If Toronto author Brad Cotton becomes a famous writer, I’ll be able to say I read his debut novel, A Work in Progress, before he hit it big. If not, I can still say A Work in Progress is a humorous and thoughtful novel that shows a lot of promise and made me curious about his next book (Boundless).
In A Work in Progress, Danny Bayle is suffering from long-term writer’s block – unable to write anything after publishing a first novel four years earlier.
My name is Danny Bayle, I’m twenty-eight years old, and it’s been four years since I completed my last novel – a novel that earned a unanimous reception from critics in that none of them bothered to read it. Too slim to use as a paperweight, too fat to serve as a fan in hot weather, my book could be considered a domestic success, but only for the reason that my mother kind of liked it.
Danny has also been depressed because his girlfriend Carah broke up with him after they had been together for five years and took off to live in France. Right around the same time, his grandfather died, and his mother moved to Arizona with her new husband, so Danny’s support system is down to his married best friend Casey and a couple of drinking buddies. At the start of the book, Danny vows to stop wallowing in miserable self-pity and gain some experience that would give him something to write about.
I know the self I present in this book may seem to you immature, even self-absorbed. And while the former might approach the mark a little more than I would like to admit, the latter, I assure you, is not my true nature. I am instead someone beset in life by things like love and guilt and sensitivity. But I was, as you will see, enduring an emotional state that required me to be a little selfish. I regret to say that selfish I was.
A straightforward coming-of-age story presented as a straightforward memoir, A Work in Progress doesn’t throw in postmodern tricks, unreliable narrators, or other literary gimmicks to put a twist on having the main character be a writer. Brad Cotton plays it straight; Danny says he’s going to experience new things, and he does (from one-night stands to making new friends to learning to deal with his grief.) Personally I would have liked more about writing because I’m a sucker for books about writers, but, of course, Danny’s writer’s block means he’s not doing any writing during the course of the story.
With a first-person narrator of about the same age as the author, readers will inevitably wonder how autobiographical the novel is. Not at all, says Brad in this humorous interview/guest post at Hopelessly Devoted Bibliophile.

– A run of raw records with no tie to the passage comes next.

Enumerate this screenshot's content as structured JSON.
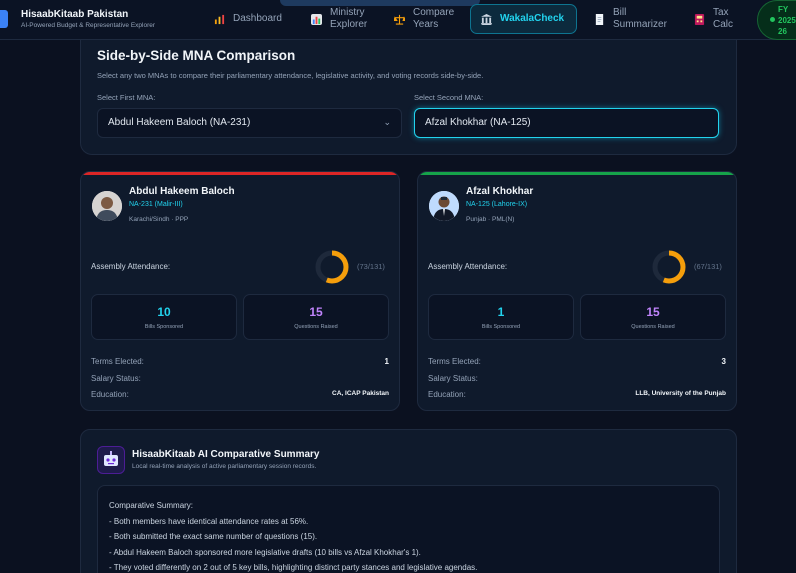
{
  "brand": {
    "title": "HisaabKitaab Pakistan",
    "subtitle": "AI-Powered Budget & Representative Explorer"
  },
  "nav": [
    {
      "label": "Dashboard",
      "icon": "dashboard-icon"
    },
    {
      "label": "Ministry Explorer",
      "icon": "bar-chart-icon"
    },
    {
      "label": "Compare Years",
      "icon": "scales-icon"
    },
    {
      "label": "WakalaCheck",
      "icon": "building-icon",
      "active": true
    },
    {
      "label": "Bill Summarizer",
      "icon": "document-icon"
    },
    {
      "label": "Tax Calc",
      "icon": "calculator-icon"
    }
  ],
  "fiscal_year": {
    "line1": "FY",
    "line2": "2025-",
    "line3": "26"
  },
  "comparison": {
    "title": "Side-by-Side MNA Comparison",
    "description": "Select any two MNAs to compare their parliamentary attendance, legislative activity, and voting records side-by-side.",
    "first_label": "Select First MNA:",
    "first_value": "Abdul Hakeem Baloch (NA-231)",
    "second_label": "Select Second MNA:",
    "second_value": "Afzal Khokhar (NA-125)"
  },
  "mnas": [
    {
      "name": "Abdul Hakeem Baloch",
      "constituency": "NA-231 (Malir-III)",
      "region_party": "Karachi/Sindh · PPP",
      "accent": "#dc2626",
      "attendance_label": "Assembly Attendance:",
      "attendance_fraction": 0.56,
      "attendance_text": "(73/131)",
      "bills": "10",
      "bills_label": "Bills Sponsored",
      "questions": "15",
      "questions_label": "Questions Raised",
      "terms_label": "Terms Elected:",
      "terms": "1",
      "salary_label": "Salary Status:",
      "salary": "",
      "education_label": "Education:",
      "education": "CA, ICAP Pakistan"
    },
    {
      "name": "Afzal Khokhar",
      "constituency": "NA-125 (Lahore-IX)",
      "region_party": "Punjab · PML(N)",
      "accent": "#16a34a",
      "attendance_label": "Assembly Attendance:",
      "attendance_fraction": 0.56,
      "attendance_text": "(67/131)",
      "bills": "1",
      "bills_label": "Bills Sponsored",
      "questions": "15",
      "questions_label": "Questions Raised",
      "terms_label": "Terms Elected:",
      "terms": "3",
      "salary_label": "Salary Status:",
      "salary": "",
      "education_label": "Education:",
      "education": "LLB, University of the Punjab"
    }
  ],
  "summary": {
    "title": "HisaabKitaab AI Comparative Summary",
    "subtitle": "Local real-time analysis of active parliamentary session records.",
    "heading": "Comparative Summary:",
    "lines": [
      "- Both members have identical attendance rates at 56%.",
      "- Both submitted the exact same number of questions (15).",
      "- Abdul Hakeem Baloch sponsored more legislative drafts (10 bills vs Afzal Khokhar's 1).",
      "- They voted differently on 2 out of 5 key bills, highlighting distinct party stances and legislative agendas."
    ]
  },
  "colors": {
    "accent": "#22d3ee",
    "orange": "#f59e0b",
    "bills": "#22d3ee",
    "questions": "#c084fc"
  }
}
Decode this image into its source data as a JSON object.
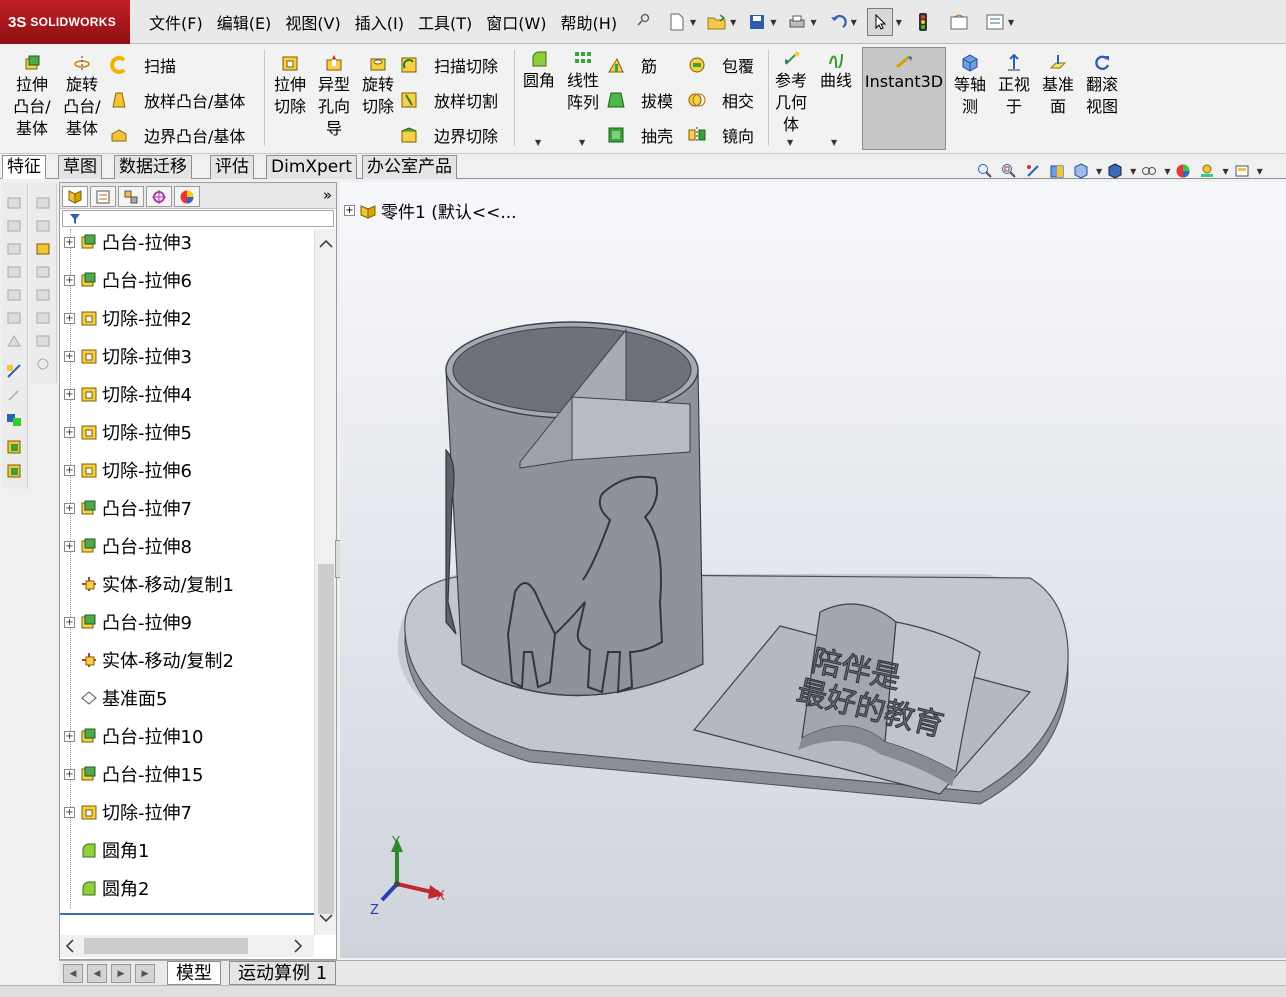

If you head over there by April 23, you can enter a giveaway to win an e-book of A Work in Progress.
You may read a longer sample of A Work in Progress at the author’s Web site here.
A Work in ProgressCotton, Brad
Now or Never Publishing
234 pp., soft.
Disclosure: I received a copy of A Work in Progress from the author for review.